nomination for "Best Supporting Actress" for the 1994 film "Tom and

Viv."

With her husband since 1967, the North Carolina novelist John Ehle,

the couple make their home in Winston-Salem, North Carolina, and spend

holidays at their historic log cabin home in the mountains of that

state. She proudly says, "It has a historic plaque." Additions have

been made to the original three rooms, which date pre-Civil War. They

still spend holidays there with their daughter, actress Jennifer Ehle,

her husband, and their young son." Total warmth comes over the

telephone line as she says, "My grandchild. A little boy about to be

five and full of vim and vigor." He doesn’t know about the actress

part of his granmother, not even Spider-Man. "We’ve kept it quite away

– I’m just grandmother."

Jennifer Ehle is also an acclaimed actress. Both she and her mother

were nominated for competing "Best Actress" Tony Awards in 2001:

Rosemary for "Waiting in the Wings," Jennifer for "The Real Thing."

Jennifer won, much to her mother’s relief. Last season Jennifer picked

up her second Tony Award for Supporting Actress in "The Coast of

Utopia."
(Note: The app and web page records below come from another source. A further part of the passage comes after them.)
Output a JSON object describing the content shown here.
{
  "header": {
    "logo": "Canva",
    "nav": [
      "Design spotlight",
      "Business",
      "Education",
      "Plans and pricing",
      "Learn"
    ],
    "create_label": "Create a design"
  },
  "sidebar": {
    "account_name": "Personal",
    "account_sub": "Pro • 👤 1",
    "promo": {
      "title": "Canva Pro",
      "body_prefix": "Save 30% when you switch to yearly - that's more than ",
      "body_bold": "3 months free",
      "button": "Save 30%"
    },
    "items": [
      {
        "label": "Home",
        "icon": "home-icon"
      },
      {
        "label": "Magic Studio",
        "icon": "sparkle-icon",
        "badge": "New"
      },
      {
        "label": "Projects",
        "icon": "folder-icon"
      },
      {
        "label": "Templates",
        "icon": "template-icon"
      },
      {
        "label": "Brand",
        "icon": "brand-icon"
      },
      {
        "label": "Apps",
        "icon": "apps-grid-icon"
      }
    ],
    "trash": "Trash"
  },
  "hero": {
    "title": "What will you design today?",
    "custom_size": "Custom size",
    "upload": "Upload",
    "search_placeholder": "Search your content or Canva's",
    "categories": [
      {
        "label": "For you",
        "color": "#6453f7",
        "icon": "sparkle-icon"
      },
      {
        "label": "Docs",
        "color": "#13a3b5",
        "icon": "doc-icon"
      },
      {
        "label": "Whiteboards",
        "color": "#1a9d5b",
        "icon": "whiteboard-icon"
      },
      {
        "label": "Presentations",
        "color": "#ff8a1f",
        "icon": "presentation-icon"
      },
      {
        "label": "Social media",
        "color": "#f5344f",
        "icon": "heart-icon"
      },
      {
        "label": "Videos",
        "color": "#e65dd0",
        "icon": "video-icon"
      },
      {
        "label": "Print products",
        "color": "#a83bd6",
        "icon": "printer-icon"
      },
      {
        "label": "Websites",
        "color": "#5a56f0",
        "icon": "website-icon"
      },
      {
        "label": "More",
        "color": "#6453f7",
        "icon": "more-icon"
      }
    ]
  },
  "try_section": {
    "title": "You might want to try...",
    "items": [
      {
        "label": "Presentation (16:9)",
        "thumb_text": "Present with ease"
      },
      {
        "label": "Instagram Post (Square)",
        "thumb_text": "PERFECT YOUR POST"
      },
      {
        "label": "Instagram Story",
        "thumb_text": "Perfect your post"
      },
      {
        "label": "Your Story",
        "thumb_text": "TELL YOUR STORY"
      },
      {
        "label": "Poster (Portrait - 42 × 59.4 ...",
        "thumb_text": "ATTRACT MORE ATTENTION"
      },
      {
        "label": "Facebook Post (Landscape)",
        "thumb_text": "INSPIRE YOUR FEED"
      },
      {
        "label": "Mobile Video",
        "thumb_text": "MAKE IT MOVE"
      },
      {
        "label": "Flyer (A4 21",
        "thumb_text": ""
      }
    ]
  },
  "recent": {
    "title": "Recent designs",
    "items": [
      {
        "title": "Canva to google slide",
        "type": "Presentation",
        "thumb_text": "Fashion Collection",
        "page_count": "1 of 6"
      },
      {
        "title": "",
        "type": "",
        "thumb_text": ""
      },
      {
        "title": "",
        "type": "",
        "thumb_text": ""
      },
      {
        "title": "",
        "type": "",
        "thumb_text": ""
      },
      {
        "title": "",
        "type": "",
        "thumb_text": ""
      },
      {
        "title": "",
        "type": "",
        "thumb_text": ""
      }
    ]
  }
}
I ask Harris what roles she still wants to play. Ruefully she admits

that the only one she can think of is Cleopatra. She was offered the

part several times but had other obligations and couldn’t do them. Now

she feels that age-wise, it’s too late. I remind her that Sarah

Bernhardt played Hamlet when she was relatively old, and with a wooden

leg to boot. She laughs and tells me that she recently filmed a movie

with Michael Caine called "Is Anybody There?" "It’s about old bats in

a retirement home – and I have an artificial leg in that."

In "Oscar and the Pink Lady," Granny Pink suggests to Oscar that they

play a game, "that each day is 10 years long." Oscar says: "In 12

days, I’ll be 130." Playing that game, Harris is 800 years old. And

what a record of work. Harris says: "As Frank says, `We’re still on

the twig.’ That a Britishism – still perched on this twig and holding

on for dear life. Just keeping on." And so she is. Magnificently.

"Oscar and the Pink Lady," previews Wednesday and Thursday, January 16

and 17, opening night Friday, January 18, 8 p.m. George Street

Playhouse, 9 Livingston Avenue, New Brunswick. Drama starring Rosemary

Harris. Through February 10. $28 to $62. 732-246-7717.

Facebook Comments